The University of Texas at Dallas: Researchers Launch Moon Mission Audio Site. “NASA recorded thousands of hours of audio from the Apollo lunar missions, yet most of us have only been able to hear the highlights. The agency recorded all communications between the astronauts, mission control specialists and back-room support staff during the historic moon missions in addition to Neil Armstrong’s famous quotes from Apollo 11 in July 1969. Most of the audio remained in storage on outdated analog tapes for decades until researchers at The University of Texas at Dallas launched a project to analyze the audio and make it accessible to the public.” Visit the site, yes, but also read the article. The team innovated a lot to get this done.

Universe Today: Hey Citizen Scientists! Help NASA Analyze Images Taken From The Space Station

Universe Today: Hey Citizen Scientists! Help NASA Analyze Images Taken From The Space Station. “Calling all citizen scientists, geography buffs, fans of the International Space Station and those who love that orbital perspective! CosmoQuest has a brand new project in coordination with NASA and the Astronomical Society of the Pacific (ASP) where you can help identify features in photographs taken by astronauts from the space station.”

CNN: Parts of Trump NASA pick’s online presence scrubbed

CNN: Parts of Trump NASA pick’s online presence scrubbed. “Social media accounts and postings belonging to President Donald Trump’s nominee to be NASA administrator were deleted this year, a CNN KFile review has found. Radio interviews and videos featuring Trump’s nominee, Rep. Jim Bridenstine, were also removed from public view.”

CNET: Beam a message into space for Voyager’s 40th anniversary

CNET: Beam a message into space for Voyager’s 40th anniversary. “To celebrate the 40th anniversary of the Golden Record being sent into space, NASA is inviting space fans to send a short, positive message that could end up in space.
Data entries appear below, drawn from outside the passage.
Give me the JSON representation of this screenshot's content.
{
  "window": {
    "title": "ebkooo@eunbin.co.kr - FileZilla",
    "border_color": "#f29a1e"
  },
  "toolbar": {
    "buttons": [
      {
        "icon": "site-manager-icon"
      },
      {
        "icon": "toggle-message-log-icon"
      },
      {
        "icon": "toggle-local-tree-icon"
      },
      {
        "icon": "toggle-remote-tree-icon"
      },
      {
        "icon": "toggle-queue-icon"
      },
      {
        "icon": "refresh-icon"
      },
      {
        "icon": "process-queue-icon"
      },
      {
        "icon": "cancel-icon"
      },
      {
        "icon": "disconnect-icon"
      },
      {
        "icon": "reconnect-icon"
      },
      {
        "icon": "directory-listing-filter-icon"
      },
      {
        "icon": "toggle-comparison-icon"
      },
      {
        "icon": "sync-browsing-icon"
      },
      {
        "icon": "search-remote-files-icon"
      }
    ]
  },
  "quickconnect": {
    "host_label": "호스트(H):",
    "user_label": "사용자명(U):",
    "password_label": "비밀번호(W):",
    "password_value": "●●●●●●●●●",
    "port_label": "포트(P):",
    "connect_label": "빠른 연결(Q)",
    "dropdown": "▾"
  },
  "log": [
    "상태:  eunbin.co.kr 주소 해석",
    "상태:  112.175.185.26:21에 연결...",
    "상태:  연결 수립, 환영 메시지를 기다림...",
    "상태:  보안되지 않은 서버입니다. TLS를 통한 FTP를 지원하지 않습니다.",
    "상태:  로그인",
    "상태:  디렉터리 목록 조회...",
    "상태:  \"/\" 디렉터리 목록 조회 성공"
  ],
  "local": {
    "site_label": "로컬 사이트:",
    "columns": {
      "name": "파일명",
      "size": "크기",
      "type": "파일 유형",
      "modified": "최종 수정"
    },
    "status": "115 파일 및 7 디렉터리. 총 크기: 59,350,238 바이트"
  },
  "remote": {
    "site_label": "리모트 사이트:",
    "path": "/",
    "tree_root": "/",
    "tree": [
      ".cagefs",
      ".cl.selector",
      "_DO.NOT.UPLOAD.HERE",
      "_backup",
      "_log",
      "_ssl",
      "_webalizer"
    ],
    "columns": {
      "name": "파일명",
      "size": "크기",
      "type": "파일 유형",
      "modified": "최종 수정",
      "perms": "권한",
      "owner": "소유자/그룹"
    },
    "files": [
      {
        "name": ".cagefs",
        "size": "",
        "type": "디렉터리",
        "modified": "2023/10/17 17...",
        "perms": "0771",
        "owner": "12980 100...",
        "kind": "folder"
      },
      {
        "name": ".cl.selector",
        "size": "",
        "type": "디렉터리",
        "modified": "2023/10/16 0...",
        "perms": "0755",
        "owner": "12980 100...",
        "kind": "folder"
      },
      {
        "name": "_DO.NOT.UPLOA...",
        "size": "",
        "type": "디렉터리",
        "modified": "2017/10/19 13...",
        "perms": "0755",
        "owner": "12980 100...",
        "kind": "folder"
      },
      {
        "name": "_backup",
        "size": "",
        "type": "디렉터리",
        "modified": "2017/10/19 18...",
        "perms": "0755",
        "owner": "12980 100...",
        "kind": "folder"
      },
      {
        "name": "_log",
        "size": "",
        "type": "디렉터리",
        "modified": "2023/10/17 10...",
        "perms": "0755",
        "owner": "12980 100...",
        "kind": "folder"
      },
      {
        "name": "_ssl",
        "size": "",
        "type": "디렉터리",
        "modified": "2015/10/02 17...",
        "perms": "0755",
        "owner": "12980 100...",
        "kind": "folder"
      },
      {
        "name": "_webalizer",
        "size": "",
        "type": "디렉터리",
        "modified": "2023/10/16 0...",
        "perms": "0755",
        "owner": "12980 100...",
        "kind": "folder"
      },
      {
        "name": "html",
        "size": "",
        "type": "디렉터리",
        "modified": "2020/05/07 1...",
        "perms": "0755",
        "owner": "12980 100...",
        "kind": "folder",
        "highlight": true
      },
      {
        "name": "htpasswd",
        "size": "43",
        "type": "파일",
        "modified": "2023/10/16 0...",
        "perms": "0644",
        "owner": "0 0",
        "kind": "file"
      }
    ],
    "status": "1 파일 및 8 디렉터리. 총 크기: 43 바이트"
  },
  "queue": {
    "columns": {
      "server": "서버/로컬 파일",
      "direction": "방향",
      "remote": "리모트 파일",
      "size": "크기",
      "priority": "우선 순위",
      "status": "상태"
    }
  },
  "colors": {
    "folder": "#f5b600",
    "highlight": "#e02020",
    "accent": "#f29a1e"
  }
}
After input from the Voyager team and a public vote, one of the submitted messages will be selected by NASA to ‘beam into interstellar space’ on Sept. 5 — the 40th anniversary of Voyager 1’s launch.”

Engadget: NASA wants you to record solar eclipse data with an app

Engadget: NASA wants you to record solar eclipse data with an app. “Chances are that, by now, you’ve heard about the full solar eclipse that will cross the continental United States on August 21, 2017. And now, NASA is enlisting all of us as citizen scientists: The organization wants your help to record data during the eclipse.”